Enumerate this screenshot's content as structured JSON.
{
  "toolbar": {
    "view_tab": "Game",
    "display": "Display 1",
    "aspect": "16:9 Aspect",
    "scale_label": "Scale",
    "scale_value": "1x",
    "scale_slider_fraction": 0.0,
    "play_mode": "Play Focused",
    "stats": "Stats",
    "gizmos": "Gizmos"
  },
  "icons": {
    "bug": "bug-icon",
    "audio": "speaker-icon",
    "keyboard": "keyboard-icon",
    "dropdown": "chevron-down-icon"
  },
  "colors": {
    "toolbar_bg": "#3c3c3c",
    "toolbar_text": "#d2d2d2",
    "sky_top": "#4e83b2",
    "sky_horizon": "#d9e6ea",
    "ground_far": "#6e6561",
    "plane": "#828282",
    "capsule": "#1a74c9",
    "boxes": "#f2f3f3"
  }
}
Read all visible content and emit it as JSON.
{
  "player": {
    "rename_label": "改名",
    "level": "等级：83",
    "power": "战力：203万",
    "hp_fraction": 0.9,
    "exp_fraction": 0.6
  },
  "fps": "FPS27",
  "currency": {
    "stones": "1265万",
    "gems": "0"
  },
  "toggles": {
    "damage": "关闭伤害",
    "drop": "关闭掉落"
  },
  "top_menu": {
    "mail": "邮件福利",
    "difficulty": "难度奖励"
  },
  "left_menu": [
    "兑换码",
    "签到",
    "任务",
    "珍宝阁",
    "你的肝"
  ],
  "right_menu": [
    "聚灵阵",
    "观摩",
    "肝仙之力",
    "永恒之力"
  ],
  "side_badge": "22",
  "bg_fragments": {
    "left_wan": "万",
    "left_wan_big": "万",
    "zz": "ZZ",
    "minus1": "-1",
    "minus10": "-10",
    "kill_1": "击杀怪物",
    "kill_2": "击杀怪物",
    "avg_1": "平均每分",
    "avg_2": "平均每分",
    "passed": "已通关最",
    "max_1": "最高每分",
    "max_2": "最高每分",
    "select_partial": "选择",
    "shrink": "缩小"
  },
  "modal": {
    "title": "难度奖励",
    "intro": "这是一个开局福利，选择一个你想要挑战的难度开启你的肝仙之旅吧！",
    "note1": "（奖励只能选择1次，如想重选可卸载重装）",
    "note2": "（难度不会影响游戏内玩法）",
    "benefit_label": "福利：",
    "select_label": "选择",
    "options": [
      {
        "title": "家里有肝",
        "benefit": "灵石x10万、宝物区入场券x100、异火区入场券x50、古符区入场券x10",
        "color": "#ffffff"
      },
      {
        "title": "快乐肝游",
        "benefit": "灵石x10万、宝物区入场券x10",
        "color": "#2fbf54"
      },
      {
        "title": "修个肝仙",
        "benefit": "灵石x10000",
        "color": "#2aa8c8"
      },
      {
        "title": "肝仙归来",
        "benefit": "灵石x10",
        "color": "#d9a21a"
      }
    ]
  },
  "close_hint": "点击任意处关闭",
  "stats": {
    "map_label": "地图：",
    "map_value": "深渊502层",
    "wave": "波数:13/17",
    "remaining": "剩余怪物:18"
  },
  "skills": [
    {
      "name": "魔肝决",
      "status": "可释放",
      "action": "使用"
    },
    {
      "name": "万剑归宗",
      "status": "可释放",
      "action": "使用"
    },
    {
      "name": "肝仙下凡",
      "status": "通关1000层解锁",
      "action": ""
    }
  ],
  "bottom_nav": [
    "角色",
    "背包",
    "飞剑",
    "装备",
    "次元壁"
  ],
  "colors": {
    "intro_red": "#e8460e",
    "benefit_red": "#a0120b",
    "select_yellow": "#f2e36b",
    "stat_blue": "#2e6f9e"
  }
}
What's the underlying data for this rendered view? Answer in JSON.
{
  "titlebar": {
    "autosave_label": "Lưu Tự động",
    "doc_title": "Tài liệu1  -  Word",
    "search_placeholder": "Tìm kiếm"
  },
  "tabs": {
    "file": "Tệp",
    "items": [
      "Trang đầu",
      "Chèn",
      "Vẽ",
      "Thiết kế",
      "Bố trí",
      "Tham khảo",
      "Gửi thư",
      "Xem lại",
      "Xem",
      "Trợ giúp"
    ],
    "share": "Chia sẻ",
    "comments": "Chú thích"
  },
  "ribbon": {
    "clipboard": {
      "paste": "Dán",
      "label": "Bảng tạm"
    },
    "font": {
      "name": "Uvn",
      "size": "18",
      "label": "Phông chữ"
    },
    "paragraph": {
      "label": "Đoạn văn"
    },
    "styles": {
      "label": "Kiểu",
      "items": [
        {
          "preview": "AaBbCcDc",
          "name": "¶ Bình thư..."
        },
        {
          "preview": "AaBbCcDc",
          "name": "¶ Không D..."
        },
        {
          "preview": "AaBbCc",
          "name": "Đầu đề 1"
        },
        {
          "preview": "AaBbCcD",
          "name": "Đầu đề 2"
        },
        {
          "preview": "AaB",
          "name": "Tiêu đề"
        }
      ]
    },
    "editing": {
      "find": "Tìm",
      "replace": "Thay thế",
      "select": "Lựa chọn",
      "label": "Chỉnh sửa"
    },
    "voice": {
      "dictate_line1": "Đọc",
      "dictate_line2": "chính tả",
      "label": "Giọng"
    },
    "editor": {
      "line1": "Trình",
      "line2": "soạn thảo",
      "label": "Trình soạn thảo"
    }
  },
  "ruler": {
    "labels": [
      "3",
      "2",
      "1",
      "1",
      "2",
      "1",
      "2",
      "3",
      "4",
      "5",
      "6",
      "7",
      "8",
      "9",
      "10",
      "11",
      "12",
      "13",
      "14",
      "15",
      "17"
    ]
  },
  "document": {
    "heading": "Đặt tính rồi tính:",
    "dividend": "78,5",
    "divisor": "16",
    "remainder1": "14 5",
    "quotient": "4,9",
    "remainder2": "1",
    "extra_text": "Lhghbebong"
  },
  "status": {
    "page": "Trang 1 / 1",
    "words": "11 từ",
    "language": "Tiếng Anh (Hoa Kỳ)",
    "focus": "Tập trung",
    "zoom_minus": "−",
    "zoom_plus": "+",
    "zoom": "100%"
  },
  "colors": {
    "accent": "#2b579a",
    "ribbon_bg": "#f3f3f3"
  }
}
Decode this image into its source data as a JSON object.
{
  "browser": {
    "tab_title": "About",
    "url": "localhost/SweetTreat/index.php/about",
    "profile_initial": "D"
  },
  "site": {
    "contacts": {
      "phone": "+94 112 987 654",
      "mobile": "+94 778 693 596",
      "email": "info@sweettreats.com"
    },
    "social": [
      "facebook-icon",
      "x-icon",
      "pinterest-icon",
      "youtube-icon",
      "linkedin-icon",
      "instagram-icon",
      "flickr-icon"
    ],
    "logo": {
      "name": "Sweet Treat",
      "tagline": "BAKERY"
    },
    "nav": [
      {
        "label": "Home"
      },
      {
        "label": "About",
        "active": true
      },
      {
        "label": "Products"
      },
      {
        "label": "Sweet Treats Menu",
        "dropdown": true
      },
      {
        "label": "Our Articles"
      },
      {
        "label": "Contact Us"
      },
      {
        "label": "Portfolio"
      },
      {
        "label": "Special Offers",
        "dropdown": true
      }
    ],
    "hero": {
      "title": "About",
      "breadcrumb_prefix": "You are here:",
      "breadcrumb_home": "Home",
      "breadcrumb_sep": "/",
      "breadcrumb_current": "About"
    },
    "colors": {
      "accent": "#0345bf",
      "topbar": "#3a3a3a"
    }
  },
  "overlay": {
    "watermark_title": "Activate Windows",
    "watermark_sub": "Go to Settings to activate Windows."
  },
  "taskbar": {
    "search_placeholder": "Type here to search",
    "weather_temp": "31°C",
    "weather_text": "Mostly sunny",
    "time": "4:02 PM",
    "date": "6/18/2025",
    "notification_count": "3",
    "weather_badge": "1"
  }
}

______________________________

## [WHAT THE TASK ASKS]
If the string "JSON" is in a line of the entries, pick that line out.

## [SOLUTION FOR THIS TASK]
Enumerate this screenshot's content as structured JSON.
Read all visible content and emit it as JSON.
What's the underlying data for this rendered view? Answer in JSON.
Decode this image into its source data as a JSON object.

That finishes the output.